PF24 is stored, thawed, and infused with the same procedures used for FFP. Although it is technically a different product, most healthcare providers continue to refer to FFP when the actual component is PF24.


The production of PF24 began in response to an increase in reported cases of transfusion-related acute lung injury, or TRALI. The proposed mechanism of TRALI involves antibodies from donor blood components (predominantly plasma) that are directed against human leukocyte antigens (HLA).[2] These antibodies are most numerous in women who have been pregnant more than once. Thus, removing these women from the donor pool for frozen plasma was proposed as a solution to the TRALI problem (the women’s plasma could still be used for production of other components, including cryoprecipitate). However, removing roughly half of the donor pool was not a viable alternative, given the increasing need for plasma transfusion.

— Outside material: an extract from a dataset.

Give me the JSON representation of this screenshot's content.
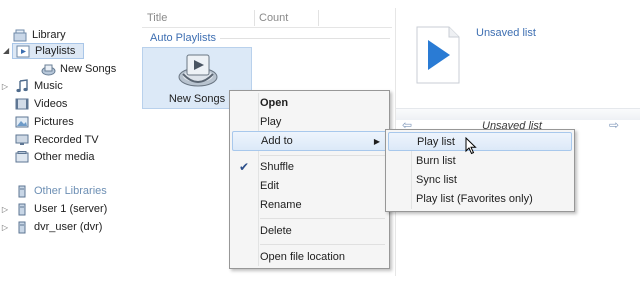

The PF24 approach was pioneered in the United Kingdom beginning in 2004[3] and in the United States beginning in 2007.[4] The use of PF24 has been accompanied by a decrease in the incidence of TRALI—a roughly 50% reduction in reported cases.[3] Long-term studies on the effectiveness of PF24 in massive transfusion have not been conducted.

This does not address the question of risk from plasma in other components, particularly apheresis platelets. Removing multiparous women from this limited donor pool would likely cause too great a shortage of platelets, resulting in more deaths (due to hemorrhage) than are seen due to TRALI after platelet infusion.

PF24 has roughly 70% of the blood coagulation-factor activity of FFP. Given the fact that there is typically an overabundance of coagulation factors in normal plasma, the decrease noted in PF24 is not thought to be clinically significant.


Much of the donor blood supply is obtained at "remote" blood donation events, such as blood drives at colleges, community events, etc., rather than at dedicated donation centers. The time required for transportation and processing often precludes production of FFP in such cases; that is the plasma cannot be separated and frozen within 8 hours of collection. However, the (male) donor blood can be separated into packed red blood cells and plasma within 24 hours (and usually less).


  1. ^ Yazer MH, Triulzi DJ, Hassett AC, Kiss JE (May 2010). "Cryoprecipitate prepared from plasma frozen within 24 hours after phlebotomy contains acceptable levels of fibrinogen and VIIIC". Transfusion. 50 (5): 1014–8. doi:10.1111/j.1537-2995.2009.02535.x. PMID 20003046.
  2. ^ Transfusion-Related Lung Injury (TRALI). Karp, Julie Katz. NewsPath (College of American Pathologists online newsletter). Posted Jan. 1, 2010.
  3. ^ a b Mostly male plasma sends TRALI rates south. Paxton, A. CAP Today (lead article). College of American Pathologists. October 2009.
  4. ^ American Association of Blood Banks, Association Bulletin 06-07, November 2006.